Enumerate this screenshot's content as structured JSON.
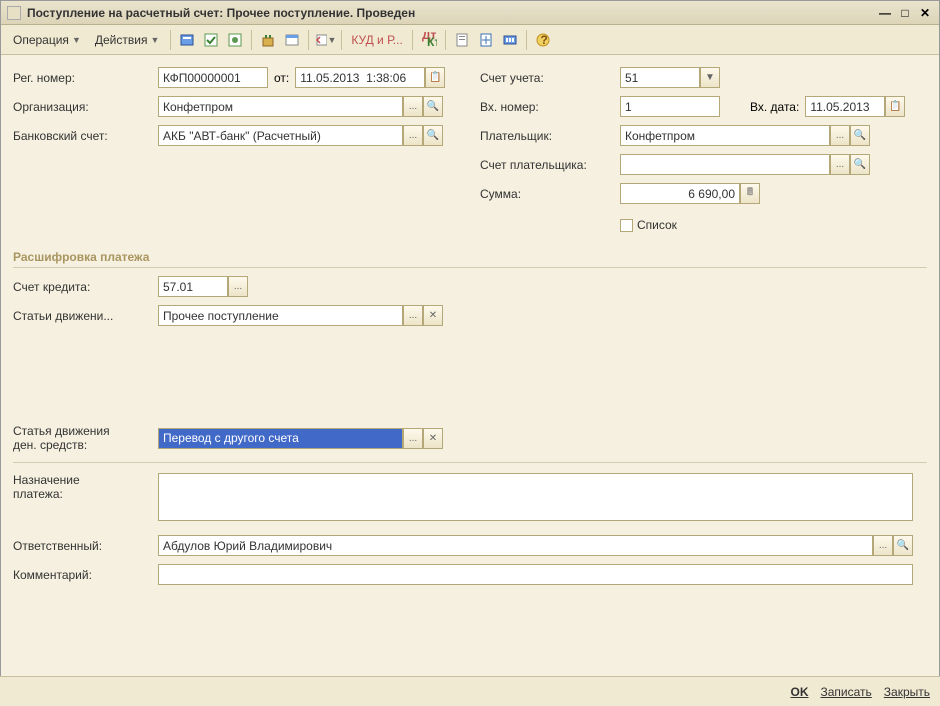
{
  "window": {
    "title": "Поступление на расчетный счет: Прочее поступление. Проведен"
  },
  "menu": {
    "operation": "Операция",
    "actions": "Действия",
    "kudr": "КУД и Р..."
  },
  "labels": {
    "regNumber": "Рег. номер:",
    "from": "от:",
    "organization": "Организация:",
    "bankAccount": "Банковский счет:",
    "account": "Счет учета:",
    "incNumber": "Вх. номер:",
    "incDate": "Вх. дата:",
    "payer": "Плательщик:",
    "payerAccount": "Счет плательщика:",
    "amount": "Сумма:",
    "list": "Список",
    "breakdown": "Расшифровка платежа",
    "creditAccount": "Счет кредита:",
    "movementArticle": "Статьи движени...",
    "cashFlowArticle1": "Статья движения",
    "cashFlowArticle2": "ден. средств:",
    "purpose": "Назначение",
    "purpose2": "платежа:",
    "responsible": "Ответственный:",
    "comment": "Комментарий:"
  },
  "values": {
    "regNumber": "КФП00000001",
    "date": "11.05.2013  1:38:06",
    "organization": "Конфетпром",
    "bankAccount": "АКБ \"АВТ-банк\" (Расчетный)",
    "account": "51",
    "incNumber": "1",
    "incDate": "11.05.2013",
    "payer": "Конфетпром",
    "payerAccount": "",
    "amount": "6 690,00",
    "creditAccount": "57.01",
    "movementArticle": "Прочее поступление",
    "cashFlowArticle": "Перевод с другого счета",
    "purpose": "",
    "responsible": "Абдулов Юрий Владимирович",
    "comment": ""
  },
  "footer": {
    "ok": "OK",
    "save": "Записать",
    "close": "Закрыть"
  }
}
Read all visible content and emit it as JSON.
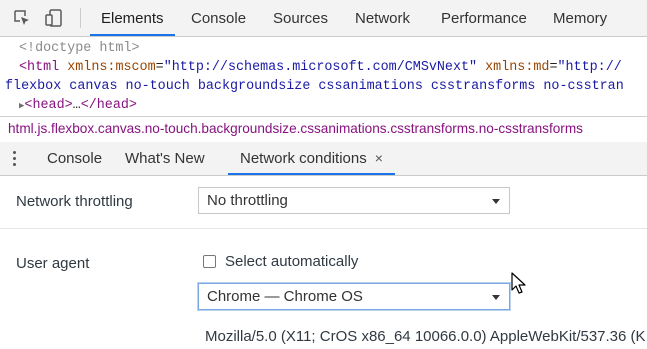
{
  "toolbar": {
    "inspect_icon": "inspect-element-icon",
    "device_icon": "device-toolbar-icon"
  },
  "main_tabs": [
    {
      "label": "Elements",
      "active": true
    },
    {
      "label": "Console"
    },
    {
      "label": "Sources"
    },
    {
      "label": "Network"
    },
    {
      "label": "Performance"
    },
    {
      "label": "Memory"
    }
  ],
  "dom_tree": {
    "doctype": "<!doctype html>",
    "html_open": "<html",
    "attr1_name": "xmlns:mscom",
    "attr1_value": "\"http://schemas.microsoft.com/CMSvNext\"",
    "attr2_name": "xmlns:md",
    "attr2_value": "\"http://",
    "class_line": "flexbox canvas no-touch backgroundsize cssanimations csstransforms no-csstran",
    "head_node": "<head>",
    "head_ellipsis": "…",
    "head_close": "</head>"
  },
  "breadcrumb": "html.js.flexbox.canvas.no-touch.backgroundsize.cssanimations.csstransforms.no-csstransforms",
  "drawer_tabs": [
    {
      "label": "Console"
    },
    {
      "label": "What's New"
    },
    {
      "label": "Network conditions",
      "active": true,
      "close": "×"
    }
  ],
  "network_conditions": {
    "throttling_label": "Network throttling",
    "throttling_value": "No throttling",
    "user_agent_label": "User agent",
    "select_auto_label": "Select automatically",
    "select_auto_checked": false,
    "user_agent_value": "Chrome — Chrome OS",
    "user_agent_string": "Mozilla/5.0 (X11; CrOS x86_64 10066.0.0) AppleWebKit/537.36 (K"
  },
  "colors": {
    "accent": "#1a73e8",
    "tag": "#881280",
    "attr_name": "#994500",
    "attr_value": "#1a1aa6"
  }
}
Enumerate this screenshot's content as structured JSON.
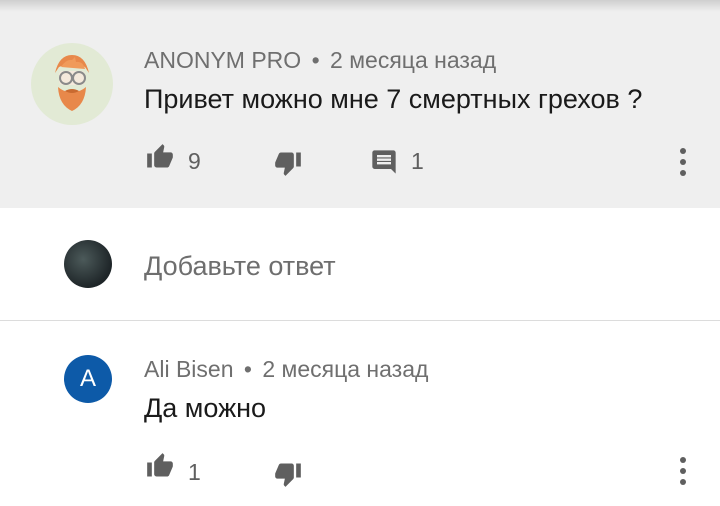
{
  "comment": {
    "author": "ANONYM PRO",
    "separator": "•",
    "time": "2 месяца назад",
    "text": "Привет можно мне 7 смертных грехов ?",
    "likes": "9",
    "replies": "1"
  },
  "reply_input": {
    "placeholder": "Добавьте ответ"
  },
  "reply": {
    "avatar_letter": "A",
    "author": "Ali Bisen",
    "separator": "•",
    "time": "2 месяца назад",
    "text": "Да можно",
    "likes": "1"
  },
  "colors": {
    "highlight_bg": "#efefef",
    "avatar_blue": "#0d5aa8",
    "icon_gray": "#5f5f5f"
  },
  "icons": [
    "thumb-up-icon",
    "thumb-down-icon",
    "comment-icon",
    "more-vert-icon"
  ]
}
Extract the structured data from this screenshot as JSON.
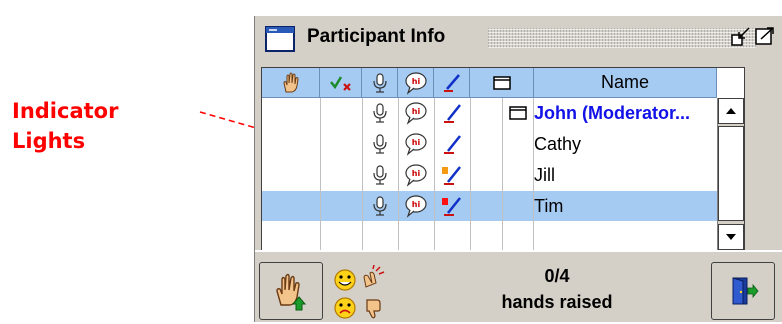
{
  "annotation": {
    "line1": "Indicator",
    "line2": "Lights",
    "color": "#ff0000"
  },
  "window": {
    "title": "Participant Info",
    "icon": "window-icon",
    "buttons": [
      "minimize-icon",
      "maximize-icon"
    ]
  },
  "table": {
    "columns": [
      {
        "icon": "hand-raise-icon"
      },
      {
        "icon": "check-x-icon"
      },
      {
        "icon": "microphone-icon"
      },
      {
        "icon": "chat-bubble-icon"
      },
      {
        "icon": "pen-icon"
      },
      {
        "icon": "whiteboard-icon"
      },
      {
        "label": "Name"
      }
    ],
    "rows": [
      {
        "name": "John (Moderator...",
        "moderator": true,
        "indicator": null,
        "selected": false
      },
      {
        "name": "Cathy",
        "moderator": false,
        "indicator": null,
        "selected": false
      },
      {
        "name": "Jill",
        "moderator": false,
        "indicator": "#f39a12",
        "selected": false
      },
      {
        "name": "Tim",
        "moderator": false,
        "indicator": "#ff1111",
        "selected": true
      }
    ]
  },
  "status": {
    "count": "0/4",
    "label": "hands raised"
  },
  "colors": {
    "header": "#a6cbf3",
    "selection": "#a6cbf3",
    "moderator": "#1212e8",
    "panel": "#d4d0c8"
  }
}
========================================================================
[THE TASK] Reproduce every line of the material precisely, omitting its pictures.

[FINISHED TASK]
Enumerate this screenshot's content as structured JSON.
{
  "window": {
    "title": "Поступление на расчетный счет: Прочее поступление. Проведен"
  },
  "menu": {
    "operation": "Операция",
    "actions": "Действия",
    "kudr": "КУД и Р..."
  },
  "labels": {
    "regNumber": "Рег. номер:",
    "from": "от:",
    "organization": "Организация:",
    "bankAccount": "Банковский счет:",
    "account": "Счет учета:",
    "incNumber": "Вх. номер:",
    "incDate": "Вх. дата:",
    "payer": "Плательщик:",
    "payerAccount": "Счет плательщика:",
    "amount": "Сумма:",
    "list": "Список",
    "breakdown": "Расшифровка платежа",
    "creditAccount": "Счет кредита:",
    "movementArticle": "Статьи движени...",
    "cashFlowArticle1": "Статья движения",
    "cashFlowArticle2": "ден. средств:",
    "purpose": "Назначение",
    "purpose2": "платежа:",
    "responsible": "Ответственный:",
    "comment": "Комментарий:"
  },
  "values": {
    "regNumber": "КФП00000001",
    "date": "11.05.2013  1:38:06",
    "organization": "Конфетпром",
    "bankAccount": "АКБ \"АВТ-банк\" (Расчетный)",
    "account": "51",
    "incNumber": "1",
    "incDate": "11.05.2013",
    "payer": "Конфетпром",
    "payerAccount": "",
    "amount": "6 690,00",
    "creditAccount": "57.01",
    "movementArticle": "Прочее поступление",
    "cashFlowArticle": "Перевод с другого счета",
    "purpose": "",
    "responsible": "Абдулов Юрий Владимирович",
    "comment": ""
  },
  "footer": {
    "ok": "OK",
    "save": "Записать",
    "close": "Закрыть"
  }
}
Read all visible content and emit it as JSON.
{
  "toolbar": {
    "inspect_icon": "inspect-element-icon",
    "device_icon": "device-toolbar-icon"
  },
  "main_tabs": [
    {
      "label": "Elements",
      "active": true
    },
    {
      "label": "Console"
    },
    {
      "label": "Sources"
    },
    {
      "label": "Network"
    },
    {
      "label": "Performance"
    },
    {
      "label": "Memory"
    }
  ],
  "dom_tree": {
    "doctype": "<!doctype html>",
    "html_open": "<html",
    "attr1_name": "xmlns:mscom",
    "attr1_value": "\"http://schemas.microsoft.com/CMSvNext\"",
    "attr2_name": "xmlns:md",
    "attr2_value": "\"http://",
    "class_line": "flexbox canvas no-touch backgroundsize cssanimations csstransforms no-csstran",
    "head_node": "<head>",
    "head_ellipsis": "…",
    "head_close": "</head>"
  },
  "breadcrumb": "html.js.flexbox.canvas.no-touch.backgroundsize.cssanimations.csstransforms.no-csstransforms",
  "drawer_tabs": [
    {
      "label": "Console"
    },
    {
      "label": "What's New"
    },
    {
      "label": "Network conditions",
      "active": true,
      "close": "×"
    }
  ],
  "network_conditions": {
    "throttling_label": "Network throttling",
    "throttling_value": "No throttling",
    "user_agent_label": "User agent",
    "select_auto_label": "Select automatically",
    "select_auto_checked": false,
    "user_agent_value": "Chrome — Chrome OS",
    "user_agent_string": "Mozilla/5.0 (X11; CrOS x86_64 10066.0.0) AppleWebKit/537.36 (K"
  },
  "colors": {
    "accent": "#1a73e8",
    "tag": "#881280",
    "attr_name": "#994500",
    "attr_value": "#1a1aa6"
  }
}
Enumerate this screenshot's content as structured JSON.
{
  "comment": {
    "author": "ANONYM PRO",
    "separator": "•",
    "time": "2 месяца назад",
    "text": "Привет можно мне 7 смертных грехов ?",
    "likes": "9",
    "replies": "1"
  },
  "reply_input": {
    "placeholder": "Добавьте ответ"
  },
  "reply": {
    "avatar_letter": "A",
    "author": "Ali Bisen",
    "separator": "•",
    "time": "2 месяца назад",
    "text": "Да можно",
    "likes": "1"
  },
  "colors": {
    "highlight_bg": "#efefef",
    "avatar_blue": "#0d5aa8",
    "icon_gray": "#5f5f5f"
  },
  "icons": [
    "thumb-up-icon",
    "thumb-down-icon",
    "comment-icon",
    "more-vert-icon"
  ]
}
Extract the structured data from this screenshot as JSON.
{
  "annotation": {
    "line1": "Indicator",
    "line2": "Lights",
    "color": "#ff0000"
  },
  "window": {
    "title": "Participant Info",
    "icon": "window-icon",
    "buttons": [
      "minimize-icon",
      "maximize-icon"
    ]
  },
  "table": {
    "columns": [
      {
        "icon": "hand-raise-icon"
      },
      {
        "icon": "check-x-icon"
      },
      {
        "icon": "microphone-icon"
      },
      {
        "icon": "chat-bubble-icon"
      },
      {
        "icon": "pen-icon"
      },
      {
        "icon": "whiteboard-icon"
      },
      {
        "label": "Name"
      }
    ],
    "rows": [
      {
        "name": "John (Moderator...",
        "moderator": true,
        "indicator": null,
        "selected": false
      },
      {
        "name": "Cathy",
        "moderator": false,
        "indicator": null,
        "selected": false
      },
      {
        "name": "Jill",
        "moderator": false,
        "indicator": "#f39a12",
        "selected": false
      },
      {
        "name": "Tim",
        "moderator": false,
        "indicator": "#ff1111",
        "selected": true
      }
    ]
  },
  "status": {
    "count": "0/4",
    "label": "hands raised"
  },
  "colors": {
    "header": "#a6cbf3",
    "selection": "#a6cbf3",
    "moderator": "#1212e8",
    "panel": "#d4d0c8"
  }
}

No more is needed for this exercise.